What Are Screenings?
Screenings are a type of test that’s used when someone doesn’t have symptoms but has a higher risk of developing a health problem later in life. For example, smokers are as much as 25 times more likely to develop lung cancer than those who have never smoked. Screenings can help these at-risk people catch their cancer as early as possible.
The only reliable form of lung cancer screening is called a computed tomography (CT) scan, which combines x-rays and small doses of radiation to create detailed imaging of your lungs. The CT scan helps doctors look for small abnormalities in your lungs, which can be indicative of cancer or other ailments.
The Risks of Screenings
Unfortunately, there are a number of risks that come with a low-dose CT lung cancer screening. The test may produce a false positive, which can quickly lead to unnecessary tests and surgeries. The test may also find tumors that are harmless but end up receiving unnecessary treatment. And because the test itself involves radiation, repeated screenings can actually increase your risk of cancer. For people who aren’t likely to develop lung cancer, these extra risks simply aren’t worth taking.
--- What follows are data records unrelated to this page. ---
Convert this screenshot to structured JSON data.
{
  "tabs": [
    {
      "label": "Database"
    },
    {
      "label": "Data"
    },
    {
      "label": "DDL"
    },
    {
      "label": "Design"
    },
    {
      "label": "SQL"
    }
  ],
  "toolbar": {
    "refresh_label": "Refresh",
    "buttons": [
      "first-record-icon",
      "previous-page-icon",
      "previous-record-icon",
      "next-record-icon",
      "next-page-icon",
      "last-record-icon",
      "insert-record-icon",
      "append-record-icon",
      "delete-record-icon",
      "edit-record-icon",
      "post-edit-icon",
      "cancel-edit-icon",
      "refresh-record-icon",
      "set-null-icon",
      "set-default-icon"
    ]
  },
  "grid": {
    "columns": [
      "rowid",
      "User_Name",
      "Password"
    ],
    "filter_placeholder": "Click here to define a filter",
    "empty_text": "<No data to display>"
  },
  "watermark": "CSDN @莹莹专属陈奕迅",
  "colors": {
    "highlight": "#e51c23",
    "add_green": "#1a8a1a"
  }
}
Who’s at Risk?
Because not everyone should be tested, experts use lung cancer screening guidelines to determine those who are most prone to lung cancer. According to the American Cancer Society, that means heavy smokers between the ages of 55 and 74. The American Lung Association also suggests that doctors consider family history as a lung cancer screening criteria in addition to history as a smoker.
If you’re wondering whether or not you’re considered a heavy smoker, experts define heavy smoking as having racked up 30 or more pack-years during your lifetime. A pack-year is when a smoker consumes 1 pack each day for at least 1 year. That means if you were smoking 3 packs a day for a year, you would have 3 pack-years in only 1 calendar year.
Screenings aren’t a one-time thing— anyone who’s at risk for lung cancer should be screened annually. If you haven’t smoked for the past 15 years, it’s safe to stop screening. If you’re over 74, it may be time to stop screening for lung cancer if you’re also no longer in good enough health to undergo treatment. Until then, if you match the criteria for lung cancer screening, the important thing is that you talk to your doctor right away. Lung cancer is very treatable in its early stages but quickly becomes deadly if left undetected.